(Data about app and page elements)
· · · ·
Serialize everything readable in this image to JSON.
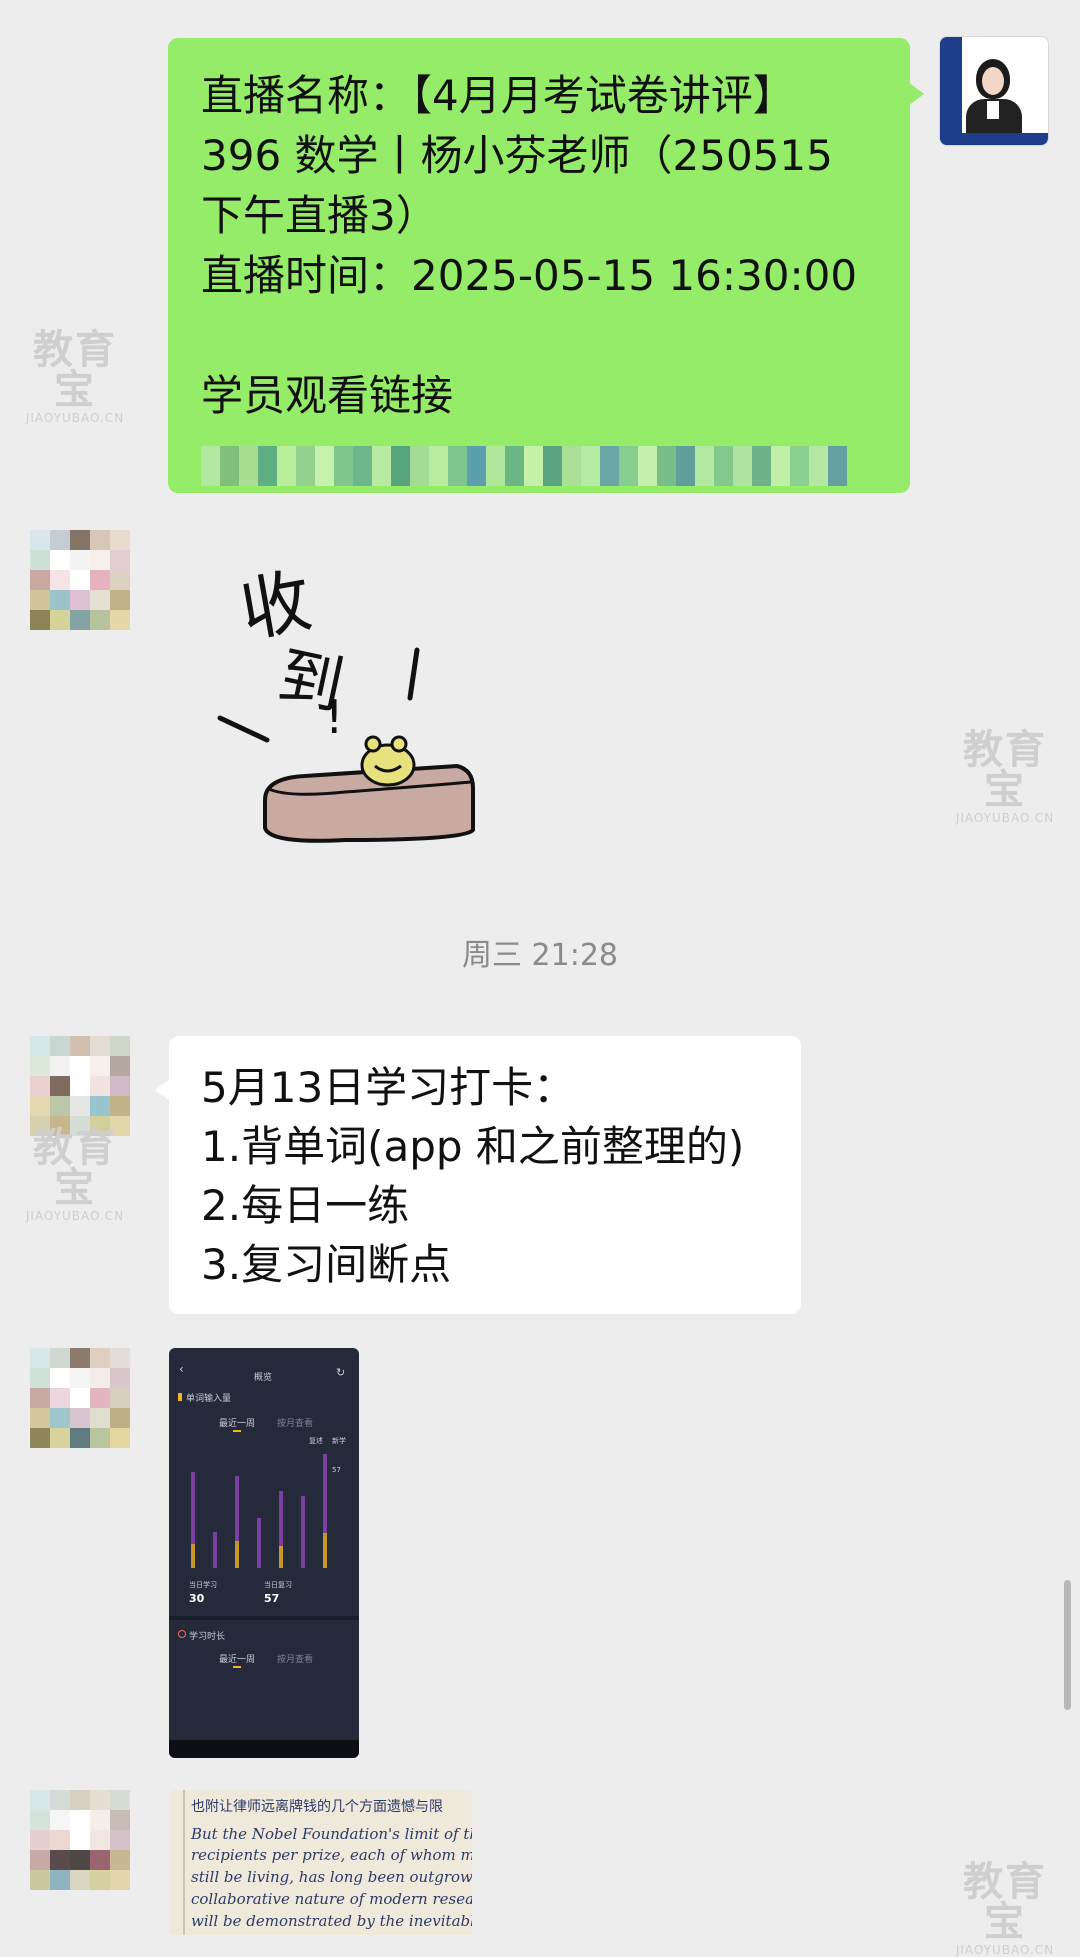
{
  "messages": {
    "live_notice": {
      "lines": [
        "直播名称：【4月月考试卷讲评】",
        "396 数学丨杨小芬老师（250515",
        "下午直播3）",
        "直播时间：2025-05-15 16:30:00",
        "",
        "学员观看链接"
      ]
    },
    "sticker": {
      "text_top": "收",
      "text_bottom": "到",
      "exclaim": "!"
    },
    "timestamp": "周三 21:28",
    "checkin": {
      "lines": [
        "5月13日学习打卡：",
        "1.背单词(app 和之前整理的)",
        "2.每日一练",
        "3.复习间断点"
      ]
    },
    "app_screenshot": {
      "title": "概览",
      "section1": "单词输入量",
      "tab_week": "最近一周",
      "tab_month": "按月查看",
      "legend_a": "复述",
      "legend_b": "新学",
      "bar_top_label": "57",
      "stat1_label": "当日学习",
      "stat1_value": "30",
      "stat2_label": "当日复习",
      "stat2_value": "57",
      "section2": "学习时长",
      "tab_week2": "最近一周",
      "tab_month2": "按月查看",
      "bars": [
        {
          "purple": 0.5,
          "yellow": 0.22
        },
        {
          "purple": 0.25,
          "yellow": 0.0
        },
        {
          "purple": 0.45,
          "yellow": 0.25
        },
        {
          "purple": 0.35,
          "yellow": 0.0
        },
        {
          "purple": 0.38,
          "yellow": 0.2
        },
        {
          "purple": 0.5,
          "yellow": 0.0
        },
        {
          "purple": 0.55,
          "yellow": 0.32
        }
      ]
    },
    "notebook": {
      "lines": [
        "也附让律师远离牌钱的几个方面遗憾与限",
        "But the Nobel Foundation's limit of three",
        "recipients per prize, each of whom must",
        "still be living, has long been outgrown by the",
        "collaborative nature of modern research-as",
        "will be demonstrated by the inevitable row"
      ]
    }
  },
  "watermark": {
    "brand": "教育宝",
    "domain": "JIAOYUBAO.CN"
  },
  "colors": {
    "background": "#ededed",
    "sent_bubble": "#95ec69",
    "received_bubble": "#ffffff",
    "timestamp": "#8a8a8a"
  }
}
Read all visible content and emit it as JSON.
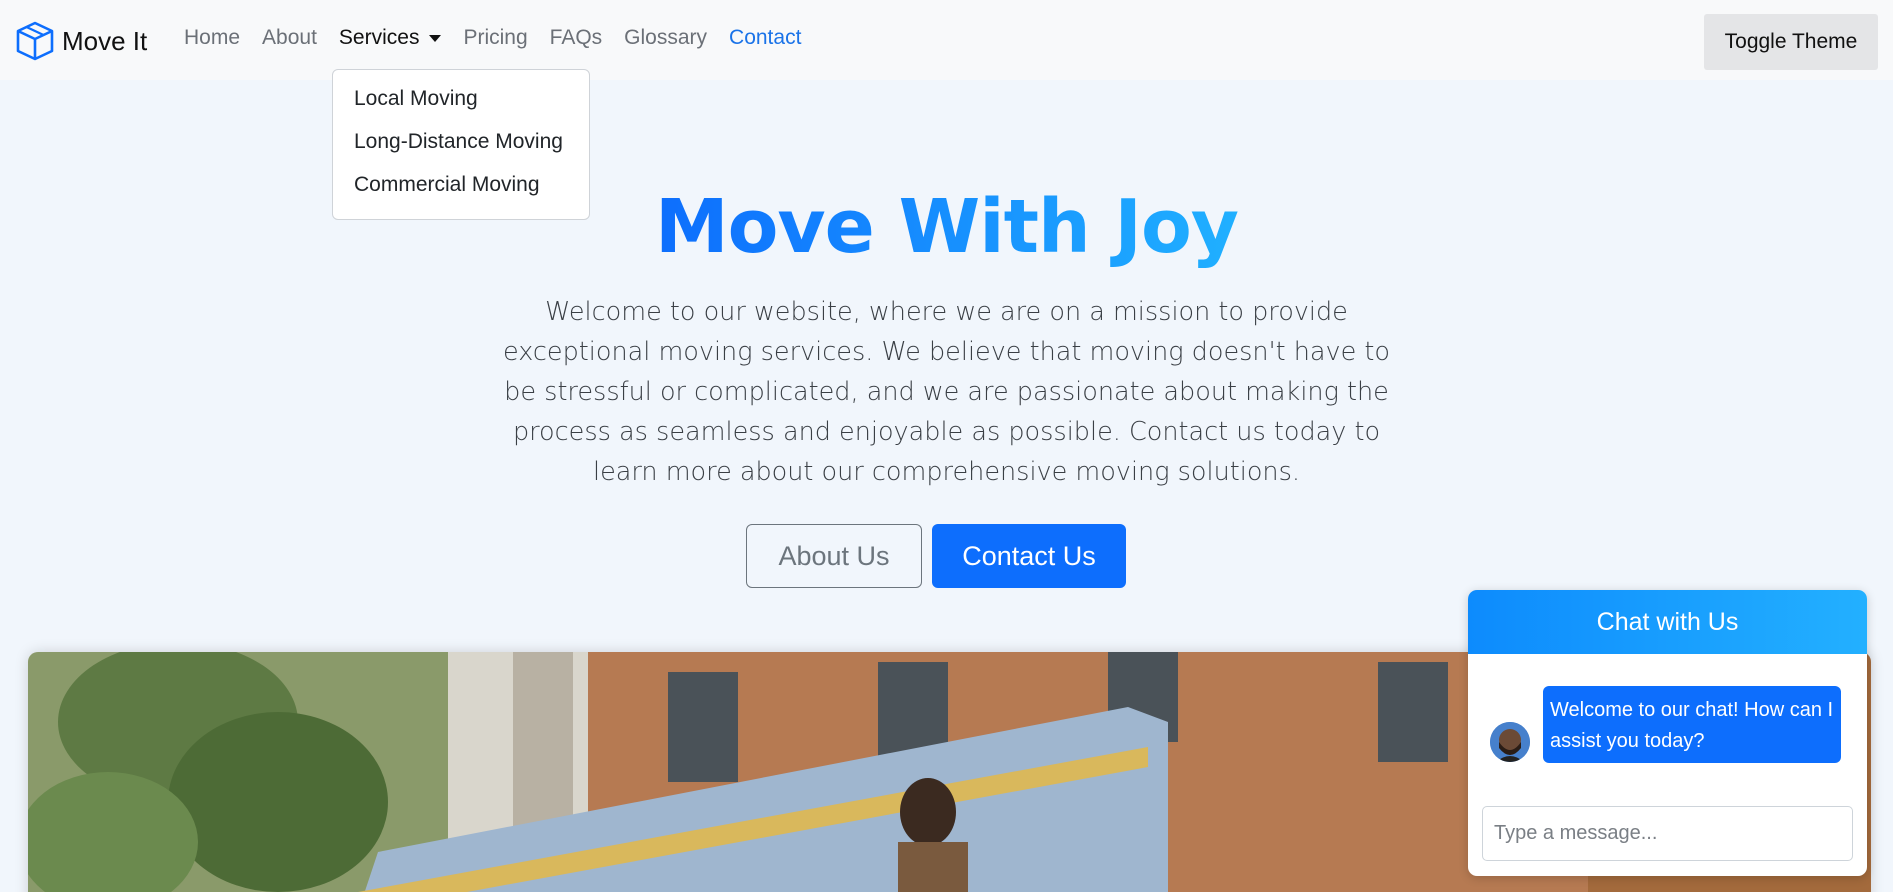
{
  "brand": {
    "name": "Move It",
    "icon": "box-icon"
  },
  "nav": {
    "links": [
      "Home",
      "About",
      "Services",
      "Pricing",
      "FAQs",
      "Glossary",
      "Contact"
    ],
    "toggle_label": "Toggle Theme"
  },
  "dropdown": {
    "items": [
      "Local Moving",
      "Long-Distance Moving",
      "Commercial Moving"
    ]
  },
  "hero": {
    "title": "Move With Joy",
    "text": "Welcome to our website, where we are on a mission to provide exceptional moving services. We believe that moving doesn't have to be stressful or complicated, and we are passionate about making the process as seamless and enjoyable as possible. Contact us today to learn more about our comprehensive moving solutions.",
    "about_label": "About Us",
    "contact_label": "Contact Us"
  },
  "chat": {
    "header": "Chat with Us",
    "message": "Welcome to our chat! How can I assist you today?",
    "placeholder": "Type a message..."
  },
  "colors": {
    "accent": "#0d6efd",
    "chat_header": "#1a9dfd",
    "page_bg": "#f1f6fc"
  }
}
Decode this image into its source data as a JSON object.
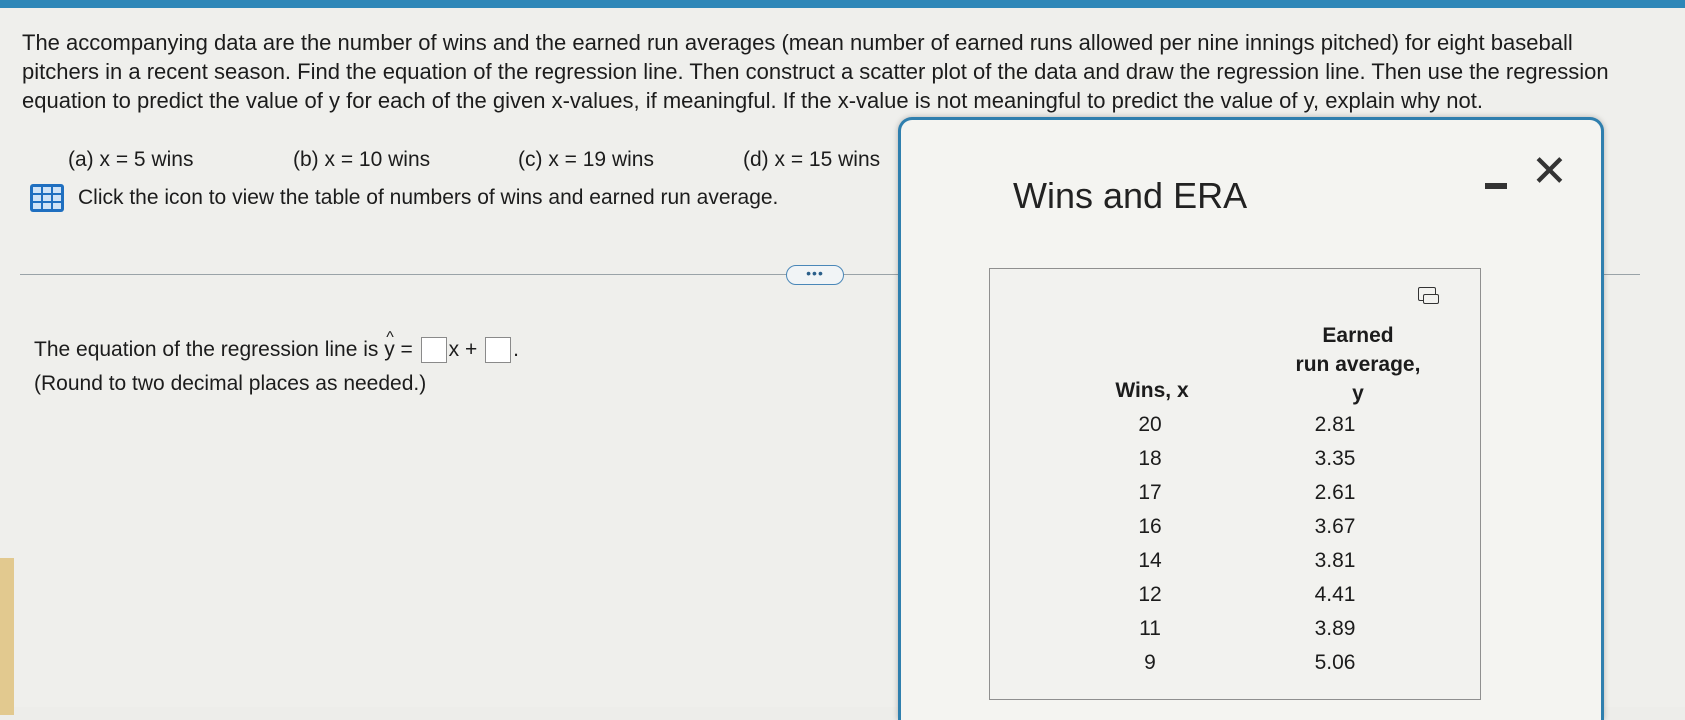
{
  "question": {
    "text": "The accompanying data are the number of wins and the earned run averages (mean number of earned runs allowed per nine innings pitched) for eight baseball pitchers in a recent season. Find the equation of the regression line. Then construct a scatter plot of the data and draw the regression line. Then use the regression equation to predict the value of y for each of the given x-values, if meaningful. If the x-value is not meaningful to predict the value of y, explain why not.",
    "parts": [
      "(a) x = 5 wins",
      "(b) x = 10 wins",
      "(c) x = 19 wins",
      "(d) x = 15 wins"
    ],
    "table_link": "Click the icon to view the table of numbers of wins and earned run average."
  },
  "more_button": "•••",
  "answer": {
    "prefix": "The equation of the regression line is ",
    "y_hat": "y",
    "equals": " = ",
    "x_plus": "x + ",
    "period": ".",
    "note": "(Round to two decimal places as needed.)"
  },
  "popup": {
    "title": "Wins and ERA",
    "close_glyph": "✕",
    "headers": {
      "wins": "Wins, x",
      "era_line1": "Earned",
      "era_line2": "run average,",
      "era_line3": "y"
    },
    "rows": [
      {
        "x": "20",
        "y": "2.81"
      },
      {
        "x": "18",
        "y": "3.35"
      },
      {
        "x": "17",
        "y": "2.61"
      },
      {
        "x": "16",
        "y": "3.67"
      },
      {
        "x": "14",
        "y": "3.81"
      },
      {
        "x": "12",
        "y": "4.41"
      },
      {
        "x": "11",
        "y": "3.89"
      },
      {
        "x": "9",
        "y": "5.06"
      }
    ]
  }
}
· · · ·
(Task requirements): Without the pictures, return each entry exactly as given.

(Your response):
Serialize everything readable in this image to JSON.
{
  "messages": {
    "live_notice": {
      "lines": [
        "直播名称：【4月月考试卷讲评】",
        "396 数学丨杨小芬老师（250515",
        "下午直播3）",
        "直播时间：2025-05-15 16:30:00",
        "",
        "学员观看链接"
      ]
    },
    "sticker": {
      "text_top": "收",
      "text_bottom": "到",
      "exclaim": "!"
    },
    "timestamp": "周三 21:28",
    "checkin": {
      "lines": [
        "5月13日学习打卡：",
        "1.背单词(app 和之前整理的)",
        "2.每日一练",
        "3.复习间断点"
      ]
    },
    "app_screenshot": {
      "title": "概览",
      "section1": "单词输入量",
      "tab_week": "最近一周",
      "tab_month": "按月查看",
      "legend_a": "复述",
      "legend_b": "新学",
      "bar_top_label": "57",
      "stat1_label": "当日学习",
      "stat1_value": "30",
      "stat2_label": "当日复习",
      "stat2_value": "57",
      "section2": "学习时长",
      "tab_week2": "最近一周",
      "tab_month2": "按月查看",
      "bars": [
        {
          "purple": 0.5,
          "yellow": 0.22
        },
        {
          "purple": 0.25,
          "yellow": 0.0
        },
        {
          "purple": 0.45,
          "yellow": 0.25
        },
        {
          "purple": 0.35,
          "yellow": 0.0
        },
        {
          "purple": 0.38,
          "yellow": 0.2
        },
        {
          "purple": 0.5,
          "yellow": 0.0
        },
        {
          "purple": 0.55,
          "yellow": 0.32
        }
      ]
    },
    "notebook": {
      "lines": [
        "也附让律师远离牌钱的几个方面遗憾与限",
        "But the Nobel Foundation's limit of three",
        "recipients per prize, each of whom must",
        "still be living, has long been outgrown by the",
        "collaborative nature of modern research-as",
        "will be demonstrated by the inevitable row"
      ]
    }
  },
  "watermark": {
    "brand": "教育宝",
    "domain": "JIAOYUBAO.CN"
  },
  "colors": {
    "background": "#ededed",
    "sent_bubble": "#95ec69",
    "received_bubble": "#ffffff",
    "timestamp": "#8a8a8a"
  }
}
Read all visible content and emit it as JSON.
{
  "brand": {
    "name": "Move It",
    "icon": "box-icon"
  },
  "nav": {
    "links": [
      "Home",
      "About",
      "Services",
      "Pricing",
      "FAQs",
      "Glossary",
      "Contact"
    ],
    "toggle_label": "Toggle Theme"
  },
  "dropdown": {
    "items": [
      "Local Moving",
      "Long-Distance Moving",
      "Commercial Moving"
    ]
  },
  "hero": {
    "title": "Move With Joy",
    "text": "Welcome to our website, where we are on a mission to provide exceptional moving services. We believe that moving doesn't have to be stressful or complicated, and we are passionate about making the process as seamless and enjoyable as possible. Contact us today to learn more about our comprehensive moving solutions.",
    "about_label": "About Us",
    "contact_label": "Contact Us"
  },
  "chat": {
    "header": "Chat with Us",
    "message": "Welcome to our chat! How can I assist you today?",
    "placeholder": "Type a message..."
  },
  "colors": {
    "accent": "#0d6efd",
    "chat_header": "#1a9dfd",
    "page_bg": "#f1f6fc"
  }
}
Decode this image into its source data as a JSON object.
{
  "question": {
    "text": "The accompanying data are the number of wins and the earned run averages (mean number of earned runs allowed per nine innings pitched) for eight baseball pitchers in a recent season. Find the equation of the regression line. Then construct a scatter plot of the data and draw the regression line. Then use the regression equation to predict the value of y for each of the given x-values, if meaningful. If the x-value is not meaningful to predict the value of y, explain why not.",
    "parts": [
      "(a) x = 5 wins",
      "(b) x = 10 wins",
      "(c) x = 19 wins",
      "(d) x = 15 wins"
    ],
    "table_link": "Click the icon to view the table of numbers of wins and earned run average."
  },
  "more_button": "•••",
  "answer": {
    "prefix": "The equation of the regression line is ",
    "y_hat": "y",
    "equals": " = ",
    "x_plus": "x + ",
    "period": ".",
    "note": "(Round to two decimal places as needed.)"
  },
  "popup": {
    "title": "Wins and ERA",
    "close_glyph": "✕",
    "headers": {
      "wins": "Wins, x",
      "era_line1": "Earned",
      "era_line2": "run average,",
      "era_line3": "y"
    },
    "rows": [
      {
        "x": "20",
        "y": "2.81"
      },
      {
        "x": "18",
        "y": "3.35"
      },
      {
        "x": "17",
        "y": "2.61"
      },
      {
        "x": "16",
        "y": "3.67"
      },
      {
        "x": "14",
        "y": "3.81"
      },
      {
        "x": "12",
        "y": "4.41"
      },
      {
        "x": "11",
        "y": "3.89"
      },
      {
        "x": "9",
        "y": "5.06"
      }
    ]
  }
}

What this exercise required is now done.